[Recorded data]
━━━━━━

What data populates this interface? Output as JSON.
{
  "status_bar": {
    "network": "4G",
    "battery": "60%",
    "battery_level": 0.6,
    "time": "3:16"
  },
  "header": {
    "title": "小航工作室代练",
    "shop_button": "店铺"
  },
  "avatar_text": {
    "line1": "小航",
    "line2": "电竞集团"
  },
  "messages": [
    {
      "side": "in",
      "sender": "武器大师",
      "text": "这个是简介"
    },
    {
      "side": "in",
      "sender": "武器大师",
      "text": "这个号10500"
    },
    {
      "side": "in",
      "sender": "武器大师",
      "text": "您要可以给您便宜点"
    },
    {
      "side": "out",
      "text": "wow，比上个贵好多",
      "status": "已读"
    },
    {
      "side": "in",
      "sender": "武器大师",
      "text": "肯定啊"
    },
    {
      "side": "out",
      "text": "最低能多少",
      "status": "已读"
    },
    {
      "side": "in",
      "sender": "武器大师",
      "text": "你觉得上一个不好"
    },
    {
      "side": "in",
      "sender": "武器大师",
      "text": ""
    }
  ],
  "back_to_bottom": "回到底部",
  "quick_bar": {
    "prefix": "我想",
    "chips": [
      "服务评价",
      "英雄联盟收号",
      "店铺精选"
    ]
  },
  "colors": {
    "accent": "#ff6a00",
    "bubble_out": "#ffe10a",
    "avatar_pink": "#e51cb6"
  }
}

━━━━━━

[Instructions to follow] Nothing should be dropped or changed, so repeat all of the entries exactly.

[Solved problem]
What data populates this interface? Output as JSON.
{
  "status_bar": {
    "network": "4G",
    "battery": "60%",
    "battery_level": 0.6,
    "time": "3:16"
  },
  "header": {
    "title": "小航工作室代练",
    "shop_button": "店铺"
  },
  "avatar_text": {
    "line1": "小航",
    "line2": "电竞集团"
  },
  "messages": [
    {
      "side": "in",
      "sender": "武器大师",
      "text": "这个是简介"
    },
    {
      "side": "in",
      "sender": "武器大师",
      "text": "这个号10500"
    },
    {
      "side": "in",
      "sender": "武器大师",
      "text": "您要可以给您便宜点"
    },
    {
      "side": "out",
      "text": "wow，比上个贵好多",
      "status": "已读"
    },
    {
      "side": "in",
      "sender": "武器大师",
      "text": "肯定啊"
    },
    {
      "side": "out",
      "text": "最低能多少",
      "status": "已读"
    },
    {
      "side": "in",
      "sender": "武器大师",
      "text": "你觉得上一个不好"
    },
    {
      "side": "in",
      "sender": "武器大师",
      "text": ""
    }
  ],
  "back_to_bottom": "回到底部",
  "quick_bar": {
    "prefix": "我想",
    "chips": [
      "服务评价",
      "英雄联盟收号",
      "店铺精选"
    ]
  },
  "colors": {
    "accent": "#ff6a00",
    "bubble_out": "#ffe10a",
    "avatar_pink": "#e51cb6"
  }
}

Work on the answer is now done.